→ Task details: Each entry that follows should be given again word for word; please leave out its pictures.

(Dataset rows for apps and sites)
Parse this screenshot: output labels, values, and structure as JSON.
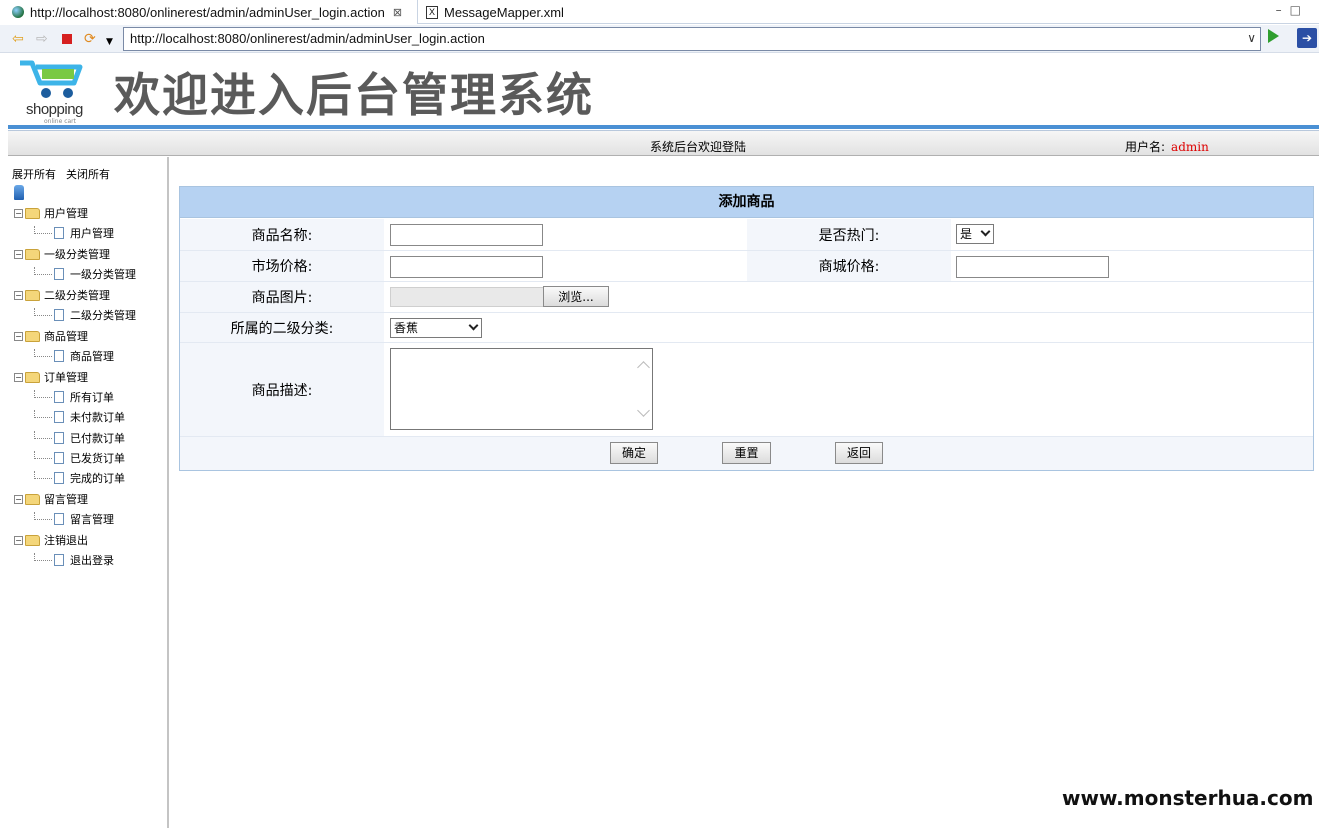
{
  "tabs": [
    {
      "label": "http://localhost:8080/onlinerest/admin/adminUser_login.action",
      "close": "⊠"
    },
    {
      "label": "MessageMapper.xml",
      "icon": "xml-file-icon"
    }
  ],
  "address": {
    "url": "http://localhost:8080/onlinerest/admin/adminUser_login.action"
  },
  "header": {
    "logo_text": "shopping",
    "logo_sub": "online cart",
    "title": "欢迎进入后台管理系统",
    "welcome": "系统后台欢迎登陆",
    "user_label": "用户名:",
    "user_name": "admin"
  },
  "tree": {
    "expand_all": "展开所有",
    "collapse_all": "关闭所有",
    "groups": [
      {
        "label": "用户管理",
        "children": [
          "用户管理"
        ]
      },
      {
        "label": "一级分类管理",
        "children": [
          "一级分类管理"
        ]
      },
      {
        "label": "二级分类管理",
        "children": [
          "二级分类管理"
        ]
      },
      {
        "label": "商品管理",
        "children": [
          "商品管理"
        ]
      },
      {
        "label": "订单管理",
        "children": [
          "所有订单",
          "未付款订单",
          "已付款订单",
          "已发货订单",
          "完成的订单"
        ]
      },
      {
        "label": "留言管理",
        "children": [
          "留言管理"
        ]
      },
      {
        "label": "注销退出",
        "children": [
          "退出登录"
        ]
      }
    ]
  },
  "form": {
    "title": "添加商品",
    "name_label": "商品名称:",
    "hot_label": "是否热门:",
    "hot_value": "是",
    "market_price_label": "市场价格:",
    "shop_price_label": "商城价格:",
    "image_label": "商品图片:",
    "browse_label": "浏览...",
    "category_label": "所属的二级分类:",
    "category_value": "香蕉",
    "desc_label": "商品描述:",
    "submit_label": "确定",
    "reset_label": "重置",
    "back_label": "返回"
  },
  "watermark": "www.monsterhua.com"
}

→ Result below:
Parse this screenshot: output labels, values, and structure as JSON.
{
  "tabs": [
    {
      "label": "http://localhost:8080/onlinerest/admin/adminUser_login.action",
      "close": "⊠"
    },
    {
      "label": "MessageMapper.xml",
      "icon": "xml-file-icon"
    }
  ],
  "address": {
    "url": "http://localhost:8080/onlinerest/admin/adminUser_login.action"
  },
  "header": {
    "logo_text": "shopping",
    "logo_sub": "online cart",
    "title": "欢迎进入后台管理系统",
    "welcome": "系统后台欢迎登陆",
    "user_label": "用户名:",
    "user_name": "admin"
  },
  "tree": {
    "expand_all": "展开所有",
    "collapse_all": "关闭所有",
    "groups": [
      {
        "label": "用户管理",
        "children": [
          "用户管理"
        ]
      },
      {
        "label": "一级分类管理",
        "children": [
          "一级分类管理"
        ]
      },
      {
        "label": "二级分类管理",
        "children": [
          "二级分类管理"
        ]
      },
      {
        "label": "商品管理",
        "children": [
          "商品管理"
        ]
      },
      {
        "label": "订单管理",
        "children": [
          "所有订单",
          "未付款订单",
          "已付款订单",
          "已发货订单",
          "完成的订单"
        ]
      },
      {
        "label": "留言管理",
        "children": [
          "留言管理"
        ]
      },
      {
        "label": "注销退出",
        "children": [
          "退出登录"
        ]
      }
    ]
  },
  "form": {
    "title": "添加商品",
    "name_label": "商品名称:",
    "hot_label": "是否热门:",
    "hot_value": "是",
    "market_price_label": "市场价格:",
    "shop_price_label": "商城价格:",
    "image_label": "商品图片:",
    "browse_label": "浏览...",
    "category_label": "所属的二级分类:",
    "category_value": "香蕉",
    "desc_label": "商品描述:",
    "submit_label": "确定",
    "reset_label": "重置",
    "back_label": "返回"
  },
  "watermark": "www.monsterhua.com"
}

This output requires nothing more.